Harassment of Christians, Muslims and Jews was highest in
the Middle East-North Africa. Although this is a predominantly Muslim region,
followers of Islam were harassed in an even higher percentage of countries in
the region than were Jews or Christians. Buddhists and Hindus faced the most
harassment in the Asia-Pacific region, the part of the world with the largest
concentrations of these two religious groups.
were harassed in 80% of the countries in Europe and more than half of the
countries in Asia-Pacific (59%) and sub-Saharan Africa (57%). Christians were
harassed in more than two-thirds of the countries in Europe (69%) and
sub-Saharan Africa (68%). Christians also faced harassment in nearly
four-in-ten countries in the Americas (37%). Jews were harassed in more
countries in the Americas (31%) than Muslims (14%).
each region of the world, members of other world religions and groups that
practice tribal or folk religions faced harassment in a substantial number of
countries. Indeed, these groups were harassed in at least four-in-ten countries
in the Asia-Pacific region (49%), the Americas (46%), sub-Saharan Africa (40%)
and the Middle East-North Africa (40%). In Europe, such harassment was reported
in a third of the countries (36%). In
the Americas, followers of Native American faiths and adherents of other world
religions were harassed in a larger share of countries (46%) than Christians
(37%), Muslims (14%), Jews (31%), Hindus (6%) or Buddhists (3%).
24 This section is drawn from Question
11 on the Government Restrictions Index (“Was there harassment or intimidation
of religious groups by any level of government?”) and Question 1 on the Social
Hostilities Index (“Were there crimes, malicious acts or violence motivated by
religious hatred or bias?”). The latter was a summary question that included
several sub-components, including a question specifically asking about
harassment and intimidation. (return to text)
25 As of 2010, Muslims made up nearly a
quarter (23.4%) of the world’s population, according to the Pew Forum’s January
2011 report The Future of the Global Muslim Population.
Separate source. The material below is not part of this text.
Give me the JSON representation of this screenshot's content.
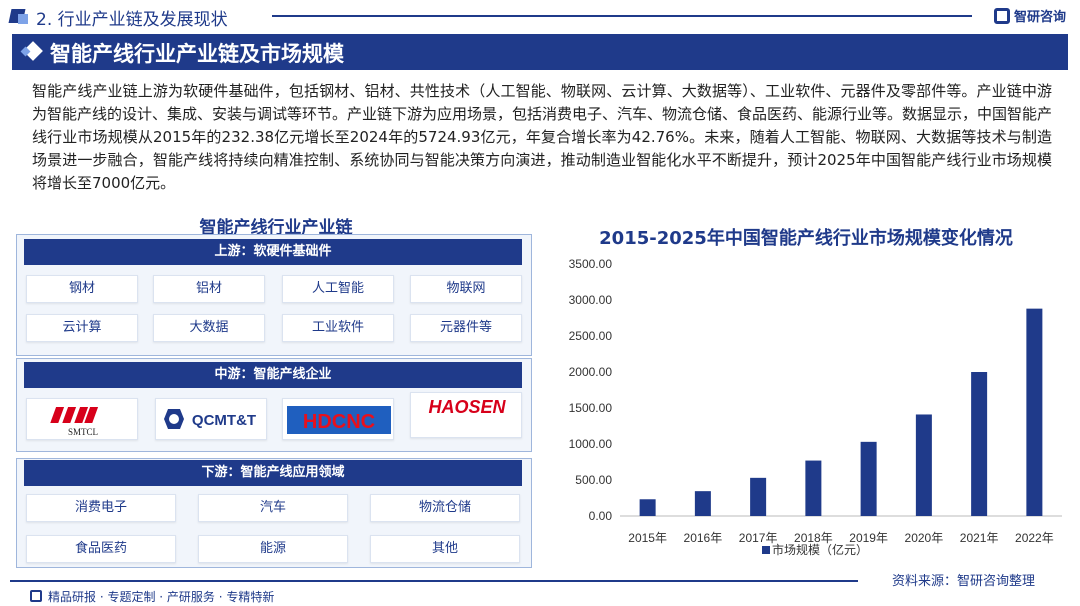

The Pew Forum is currently compiling
population data on other world religions and intends to publish a series of
reports on the demography of religion in 2011-2012. In the meantime, the
population figures used here are from the World Religion Database at Boston University, which estimates
that Christians comprise about a third (32.9%) of the world’s population. (return to text)